Try it →
Please return every line of the records below that contains the word "JSON".

[Data records for software interfaces]
════════════════

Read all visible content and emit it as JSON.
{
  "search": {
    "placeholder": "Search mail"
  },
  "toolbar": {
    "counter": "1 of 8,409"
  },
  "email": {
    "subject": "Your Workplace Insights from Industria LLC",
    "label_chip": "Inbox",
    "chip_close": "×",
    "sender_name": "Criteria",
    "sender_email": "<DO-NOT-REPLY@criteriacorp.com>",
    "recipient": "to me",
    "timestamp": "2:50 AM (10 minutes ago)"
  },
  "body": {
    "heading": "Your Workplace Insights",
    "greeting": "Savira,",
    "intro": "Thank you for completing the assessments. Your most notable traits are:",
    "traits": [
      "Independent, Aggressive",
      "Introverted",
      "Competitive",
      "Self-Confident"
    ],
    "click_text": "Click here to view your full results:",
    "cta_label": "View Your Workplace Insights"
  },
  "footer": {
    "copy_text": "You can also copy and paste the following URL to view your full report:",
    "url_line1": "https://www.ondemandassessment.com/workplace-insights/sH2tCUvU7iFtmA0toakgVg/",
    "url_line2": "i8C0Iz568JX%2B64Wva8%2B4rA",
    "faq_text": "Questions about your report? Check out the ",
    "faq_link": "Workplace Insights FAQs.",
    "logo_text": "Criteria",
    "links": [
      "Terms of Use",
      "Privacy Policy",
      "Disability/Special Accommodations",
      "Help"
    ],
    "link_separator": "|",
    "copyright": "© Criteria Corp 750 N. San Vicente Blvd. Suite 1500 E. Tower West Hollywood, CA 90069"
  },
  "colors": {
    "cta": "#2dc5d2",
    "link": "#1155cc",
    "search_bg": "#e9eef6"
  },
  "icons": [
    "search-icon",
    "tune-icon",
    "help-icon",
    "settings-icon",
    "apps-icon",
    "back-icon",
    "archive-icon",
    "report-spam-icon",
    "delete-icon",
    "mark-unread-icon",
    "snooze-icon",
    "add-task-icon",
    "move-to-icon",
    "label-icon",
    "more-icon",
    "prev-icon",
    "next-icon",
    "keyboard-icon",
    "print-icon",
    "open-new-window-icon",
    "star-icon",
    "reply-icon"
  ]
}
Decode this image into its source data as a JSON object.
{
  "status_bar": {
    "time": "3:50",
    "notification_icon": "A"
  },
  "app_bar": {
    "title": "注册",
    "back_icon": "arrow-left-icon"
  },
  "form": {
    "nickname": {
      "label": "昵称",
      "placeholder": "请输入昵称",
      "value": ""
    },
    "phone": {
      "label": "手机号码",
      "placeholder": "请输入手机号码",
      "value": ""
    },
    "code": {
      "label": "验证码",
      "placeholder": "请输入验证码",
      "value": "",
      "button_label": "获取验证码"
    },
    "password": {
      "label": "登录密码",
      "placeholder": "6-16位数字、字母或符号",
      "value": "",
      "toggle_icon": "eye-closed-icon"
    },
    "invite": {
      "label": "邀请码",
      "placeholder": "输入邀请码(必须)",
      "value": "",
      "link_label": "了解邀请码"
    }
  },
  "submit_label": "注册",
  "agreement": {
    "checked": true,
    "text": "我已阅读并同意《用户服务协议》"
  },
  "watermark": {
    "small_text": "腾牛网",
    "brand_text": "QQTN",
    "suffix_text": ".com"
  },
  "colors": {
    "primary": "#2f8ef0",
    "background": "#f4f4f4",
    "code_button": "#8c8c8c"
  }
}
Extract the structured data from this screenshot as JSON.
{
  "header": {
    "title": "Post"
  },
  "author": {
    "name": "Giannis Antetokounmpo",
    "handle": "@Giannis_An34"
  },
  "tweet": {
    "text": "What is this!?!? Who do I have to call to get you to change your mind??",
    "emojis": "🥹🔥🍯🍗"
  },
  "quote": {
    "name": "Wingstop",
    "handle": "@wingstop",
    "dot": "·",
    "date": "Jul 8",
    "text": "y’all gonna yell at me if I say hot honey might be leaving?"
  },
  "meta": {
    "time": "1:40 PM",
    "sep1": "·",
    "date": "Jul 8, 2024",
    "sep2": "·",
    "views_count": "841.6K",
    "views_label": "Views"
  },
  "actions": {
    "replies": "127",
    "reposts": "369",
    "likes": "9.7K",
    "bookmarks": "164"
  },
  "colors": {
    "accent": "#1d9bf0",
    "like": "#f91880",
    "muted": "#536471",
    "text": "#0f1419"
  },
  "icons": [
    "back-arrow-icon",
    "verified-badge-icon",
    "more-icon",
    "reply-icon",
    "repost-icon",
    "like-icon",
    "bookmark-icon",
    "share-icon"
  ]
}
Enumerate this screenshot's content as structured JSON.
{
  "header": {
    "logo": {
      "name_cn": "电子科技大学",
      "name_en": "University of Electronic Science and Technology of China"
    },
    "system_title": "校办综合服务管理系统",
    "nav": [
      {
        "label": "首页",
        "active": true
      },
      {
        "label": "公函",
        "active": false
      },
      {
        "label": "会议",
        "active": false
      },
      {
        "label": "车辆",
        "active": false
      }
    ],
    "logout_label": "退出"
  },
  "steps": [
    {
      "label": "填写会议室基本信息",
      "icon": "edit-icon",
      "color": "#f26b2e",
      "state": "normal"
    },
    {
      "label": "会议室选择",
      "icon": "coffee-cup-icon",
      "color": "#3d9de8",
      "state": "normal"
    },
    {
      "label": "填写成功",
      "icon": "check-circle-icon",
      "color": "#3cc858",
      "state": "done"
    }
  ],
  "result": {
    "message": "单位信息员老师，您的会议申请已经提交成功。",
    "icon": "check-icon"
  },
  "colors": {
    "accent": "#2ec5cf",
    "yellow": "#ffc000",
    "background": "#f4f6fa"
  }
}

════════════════

Response to the exercise →
Read all visible content and emit it as JSON.
Decode this image into its source data as a JSON object.
Extract the structured data from this screenshot as JSON.
Enumerate this screenshot's content as structured JSON.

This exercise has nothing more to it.